The Edit Blog

Get cognitive with your customer communications

ARTICLE BY Jonny Harbottle
READ TIME: 4 mins
17th July 2020

In every scenario, we have the tools and information to reach the best rational decision. But we rarely ever do.

Behavioural Science has lifted the lid on our true cognitive natures.

Our decisions are instinctive and emotional. In fact, we are predictably irrational.

Interesting, right?

But,

  • Just how exactly are we predictably irrational?
  • And how do we harness the power of that in our everyday customer communications?

Let’s get straight into it.

How are we predictably irrational?

Focussing on three areas for starters: Social behaviour, nudge theory and product framing.

Each one is expanded upon below.

Social behaviour

Social behaviour is the behaviour among two or more people. This encompasses any behaviour in which one individual affects the other.

Example scenarios:

(Expected behaviours will be unveiled further down the page)

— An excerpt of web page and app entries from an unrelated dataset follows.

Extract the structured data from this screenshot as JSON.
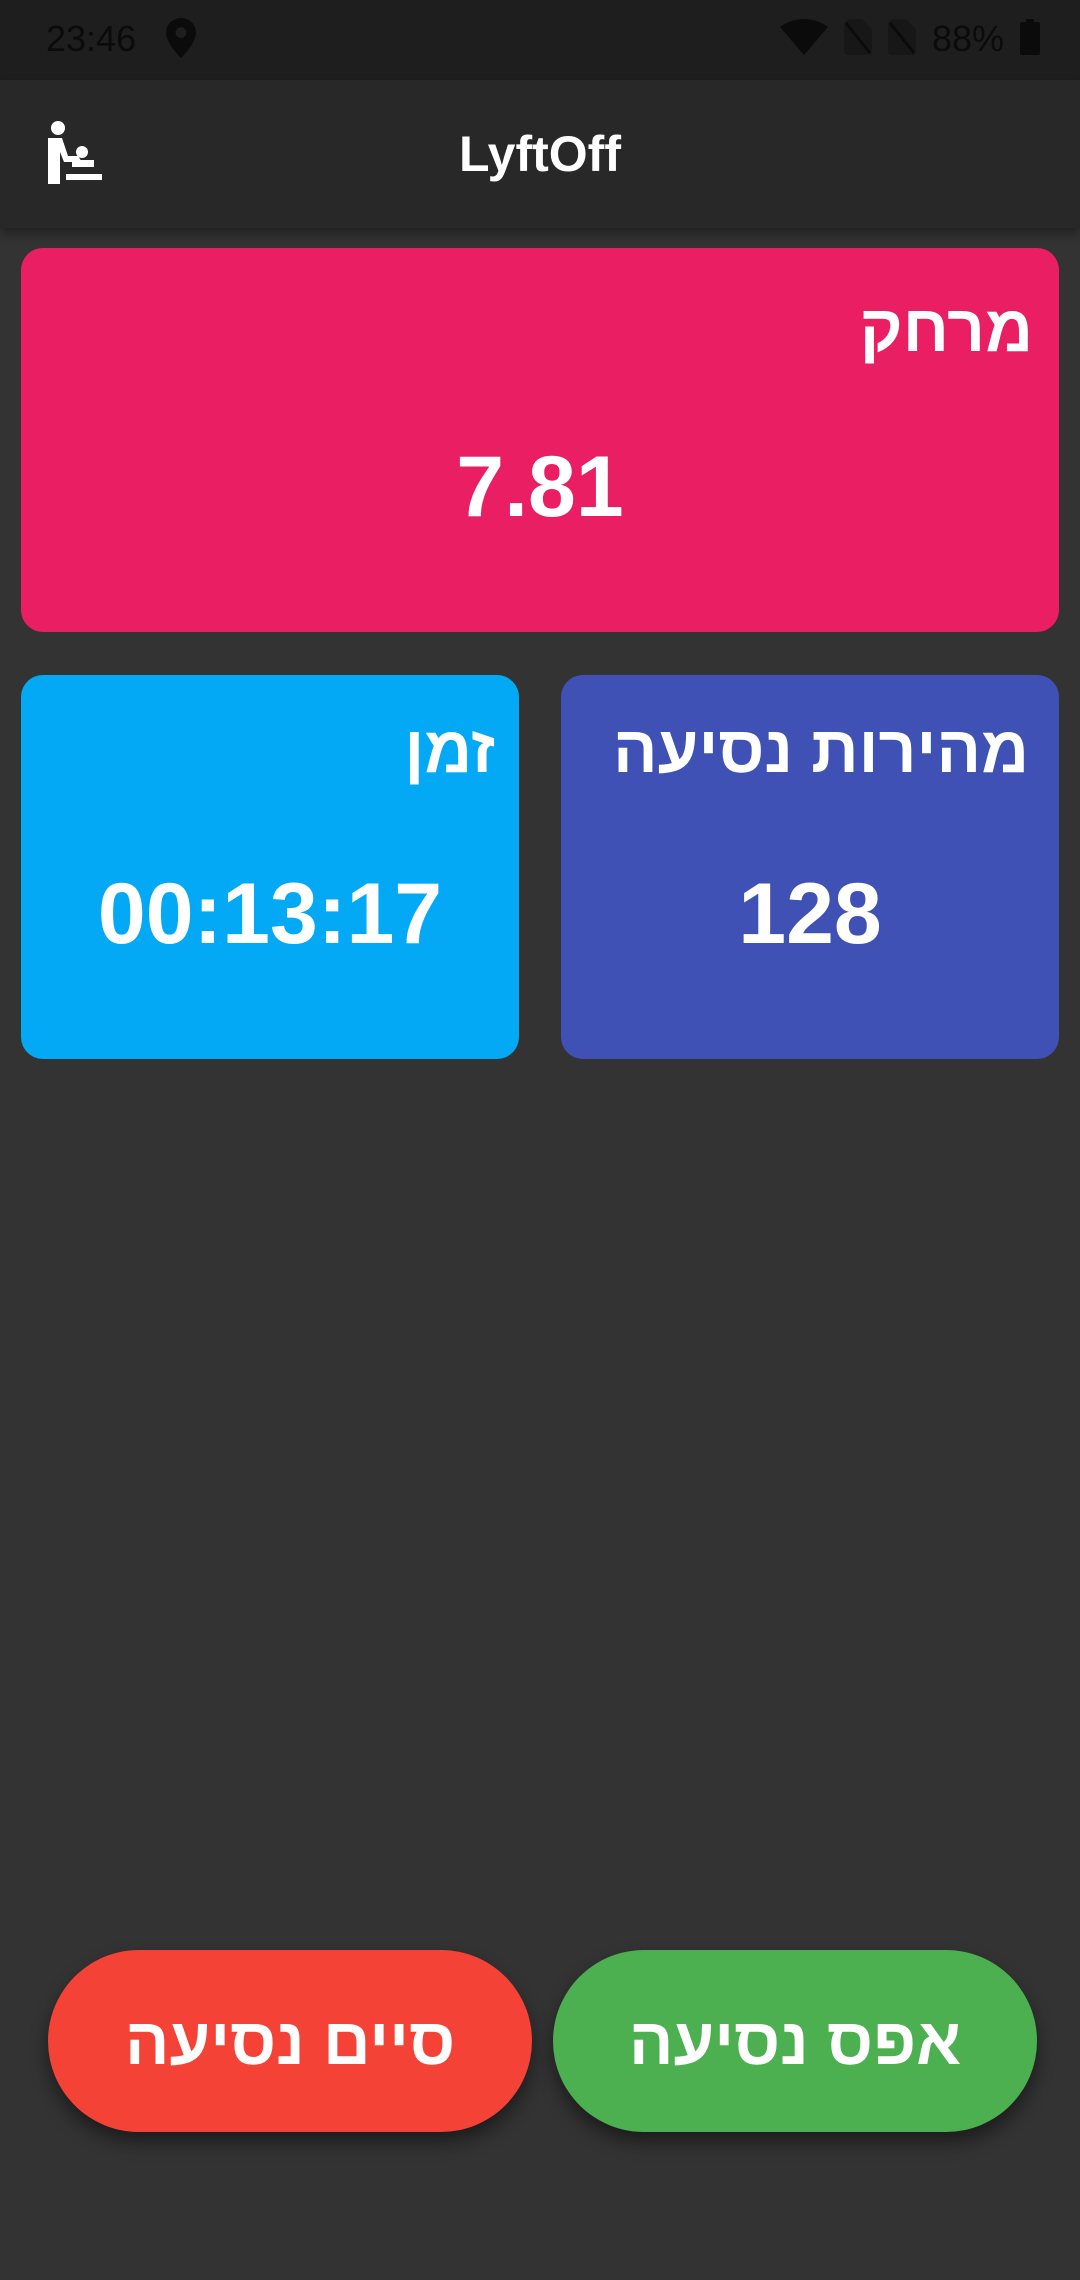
{
  "status_bar": {
    "time": "23:46",
    "battery": "88%",
    "icons": [
      "location-icon",
      "wifi-icon",
      "no-sim-icon",
      "no-sim-icon",
      "battery-icon"
    ]
  },
  "app_bar": {
    "title": "LyftOff",
    "icon": "baby-changing-station-icon"
  },
  "cards": {
    "distance": {
      "title": "מרחק",
      "value": "7.81",
      "color": "#e91e63"
    },
    "speed": {
      "title": "מהירות נסיעה",
      "value": "128",
      "color": "#3f51b5"
    },
    "time": {
      "title": "זמן",
      "value": "00:13:17",
      "color": "#03a9f4"
    }
  },
  "buttons": {
    "end_ride": {
      "label": "סיים נסיעה",
      "color": "#f44336"
    },
    "reset_ride": {
      "label": "אפס נסיעה",
      "color": "#4caf50"
    }
  }
}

  1. You enter a lift, with a considerable number of people in it. Then everyone else in the lift turns to face to the back of the lift
  2. You go to a jewellery store to find out a bit more about engagement rings. The jeweller sits down with you for a considerable time and teaches you everything there is to know, beyond your expectations
  3. You go to what is known to be the best restaurant in town for the first time. There is one dish everyone is talking about, but another dish initially caught your eye instead

How would you behave?

Most people will turn to face the back of the lift (check out this video) due to social proof, would also feel quite inclined to purchase an engagement ring from the jeweller due to reciprocity and are very likely to order the dish everyone is talking about due to FOMO*.

*Fear Of Missing Out

Turn around meme man with red circle around face

Nudge theory

Nudge theory is using indirect suggestion to influence the behaviour and decision making of an individual or group. It truly is fascinating and can take on all sorts of forms.

Examples:

  1. You walk into a canteen for lunch. There are a range of choices, healthy and unhealthy, but unlike the unhealthy options, the healthier choice meals are front and centre, displayed in prefilled pots/trays, ready for selection
  2. (OK, strange example coming up)… Cleaners of a men’s toilets are forever having to mop the floors around the urinals due to men’s seemingly lackadaisical attempts at aiming. So, they paint a fly just to the back left of each urinal

How would you behave?

More people will start to choose the healthier option in the canteen, due to choice architecture. Oh, and the floor beneath the urinals will be cleaner* due to nudge theory.

*So you now know, that men, in their urinal behaviour, cannot resist peeing on things, especially if they look as though they might wash away.

Urinal

Product framing

A frame is the way a particular something is presented, in this case different product choices. Small details matter. And different framing often generates a different response.

Examples:

  1. You’re choosing snacks at the cinema. A small popcorn is £3 and a large popcorn is £6, but a medium popcorn is also listed at £5.50
  2. You’re at the supermarket grabbing essentials. One jar of coffee is £2. Another jar is £2.50, but there’s a label saying its price has been slashed from £4

How would you behave?

Most people will choose the large popcorn due to the decoy effect and the more expensive jar of coffee due to reference pricing. But without the framing, it’s more likely they would go with the cheaper alternative.

How do we harness the power of our predictable irrationality in our everyday customer communications?

This isn’t as tough as you might imagine. It really all comes down to giving it a go. Try following these simple steps..

First, identify your audience groups split by different core customer need(s). In addition, be very clear on your marketing objective for your communication in question. Once both are established, it will be clear what your CTA* is and how you propose to position this in a resonating way to your audience groups.

*Call To Action

Audience 1 Audience 2
Audience description
Customer need(s)
Marketing objective

 

This will give you the key modules for your communication wireframe. One way to document this out is a COBRAS table, like the below.

Audience 1 Audience 2
C – Connection
O – Offer
B – Benefit
R – Reassurance
A – Action
S – Sign off

 

Second, think about the deeper context of when and where the communication will be received. Bear in mind that different contexts are likely to apply for different portions of your audience. Try to paint a real picture of what these contexts are likely to look like.

Audience 1
Audience 2

 

Now you have your communication wireframe, and a profile of the audience and the context in which they’re likely to receive the communication.

Third, audit the communication for opportunities where you can integrate behavioural cues such as social behaviour, nudge theory and framing. Again, it helps to use a templated approach to this.

Audience 1 Audience 2
Social proof
Reciprocity
FOMO
Etc..

 

Fourth, now you’ve identified what behavioural cues you can incorporate, identify which you think will work best and run an A/B test to randomly generated portions of your audience base. ‘A’ being with the behavioural cue incorporated, ‘B’ being without. To prove that your behavioural cues are effective, you can test one thing at a time, building up the overall effectiveness of your communications over time.

Here at Edit, we take an intelligent and structured approach to delivering effective customer communications. Get in contact with our Strategic Planning team to find out more.